Assignment:
The answer should be a single number: how many lines of the entries below hold the word "JSON".

BEGIN Given records

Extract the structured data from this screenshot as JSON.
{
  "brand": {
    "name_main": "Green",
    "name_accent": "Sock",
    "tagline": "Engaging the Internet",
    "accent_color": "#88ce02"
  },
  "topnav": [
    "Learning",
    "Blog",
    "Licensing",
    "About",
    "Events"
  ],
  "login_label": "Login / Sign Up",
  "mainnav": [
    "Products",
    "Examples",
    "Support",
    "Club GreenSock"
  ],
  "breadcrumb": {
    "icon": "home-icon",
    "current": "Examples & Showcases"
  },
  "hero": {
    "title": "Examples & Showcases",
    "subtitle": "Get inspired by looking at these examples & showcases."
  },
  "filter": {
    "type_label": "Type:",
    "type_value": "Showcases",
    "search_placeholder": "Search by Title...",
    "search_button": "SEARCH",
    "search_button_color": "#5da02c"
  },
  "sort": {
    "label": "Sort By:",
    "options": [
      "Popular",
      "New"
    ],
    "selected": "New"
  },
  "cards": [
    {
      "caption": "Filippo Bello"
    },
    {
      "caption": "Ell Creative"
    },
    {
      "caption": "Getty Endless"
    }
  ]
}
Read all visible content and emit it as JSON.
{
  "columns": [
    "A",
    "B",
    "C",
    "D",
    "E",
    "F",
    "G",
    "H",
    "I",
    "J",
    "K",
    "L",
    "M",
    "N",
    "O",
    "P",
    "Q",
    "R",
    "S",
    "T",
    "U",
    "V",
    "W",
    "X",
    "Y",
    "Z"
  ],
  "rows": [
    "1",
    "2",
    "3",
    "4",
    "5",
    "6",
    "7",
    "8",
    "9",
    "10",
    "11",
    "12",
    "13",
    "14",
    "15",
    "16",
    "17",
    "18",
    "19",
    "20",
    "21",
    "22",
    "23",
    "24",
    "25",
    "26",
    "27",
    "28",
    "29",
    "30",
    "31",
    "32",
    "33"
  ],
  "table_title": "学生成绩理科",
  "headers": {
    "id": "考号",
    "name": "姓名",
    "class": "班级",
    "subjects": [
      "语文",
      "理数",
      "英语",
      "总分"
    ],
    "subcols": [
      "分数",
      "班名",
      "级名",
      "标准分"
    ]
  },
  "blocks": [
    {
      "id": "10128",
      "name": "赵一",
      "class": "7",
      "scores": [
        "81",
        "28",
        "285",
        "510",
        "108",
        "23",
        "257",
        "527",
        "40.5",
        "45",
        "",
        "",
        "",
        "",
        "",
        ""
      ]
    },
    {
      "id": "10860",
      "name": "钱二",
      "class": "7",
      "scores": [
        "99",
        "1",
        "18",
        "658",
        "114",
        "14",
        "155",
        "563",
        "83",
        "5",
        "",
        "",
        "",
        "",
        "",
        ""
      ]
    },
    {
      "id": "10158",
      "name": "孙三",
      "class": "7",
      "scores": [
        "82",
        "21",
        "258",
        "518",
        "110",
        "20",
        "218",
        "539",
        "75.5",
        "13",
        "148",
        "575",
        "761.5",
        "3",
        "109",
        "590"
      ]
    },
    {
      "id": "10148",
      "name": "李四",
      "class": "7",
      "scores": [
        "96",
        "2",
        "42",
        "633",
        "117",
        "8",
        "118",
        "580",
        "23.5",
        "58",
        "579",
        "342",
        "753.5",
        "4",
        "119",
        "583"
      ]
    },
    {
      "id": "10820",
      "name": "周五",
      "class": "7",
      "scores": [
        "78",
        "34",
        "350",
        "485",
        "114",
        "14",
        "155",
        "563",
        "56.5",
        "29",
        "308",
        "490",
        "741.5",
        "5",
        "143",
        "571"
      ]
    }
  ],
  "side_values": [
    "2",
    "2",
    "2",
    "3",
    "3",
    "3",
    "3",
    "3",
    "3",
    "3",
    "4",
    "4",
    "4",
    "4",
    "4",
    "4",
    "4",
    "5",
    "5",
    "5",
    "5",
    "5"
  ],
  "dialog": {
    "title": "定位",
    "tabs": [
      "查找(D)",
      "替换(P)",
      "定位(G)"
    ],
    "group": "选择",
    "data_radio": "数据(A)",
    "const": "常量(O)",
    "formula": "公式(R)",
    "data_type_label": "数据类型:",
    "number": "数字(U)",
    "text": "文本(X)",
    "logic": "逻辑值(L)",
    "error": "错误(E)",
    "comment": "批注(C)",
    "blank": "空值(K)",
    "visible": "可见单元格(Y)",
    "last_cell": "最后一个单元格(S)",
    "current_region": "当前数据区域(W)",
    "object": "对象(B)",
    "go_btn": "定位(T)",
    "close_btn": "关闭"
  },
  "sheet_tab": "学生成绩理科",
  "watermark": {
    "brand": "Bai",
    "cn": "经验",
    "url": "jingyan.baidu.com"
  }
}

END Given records

Solved exercise:
2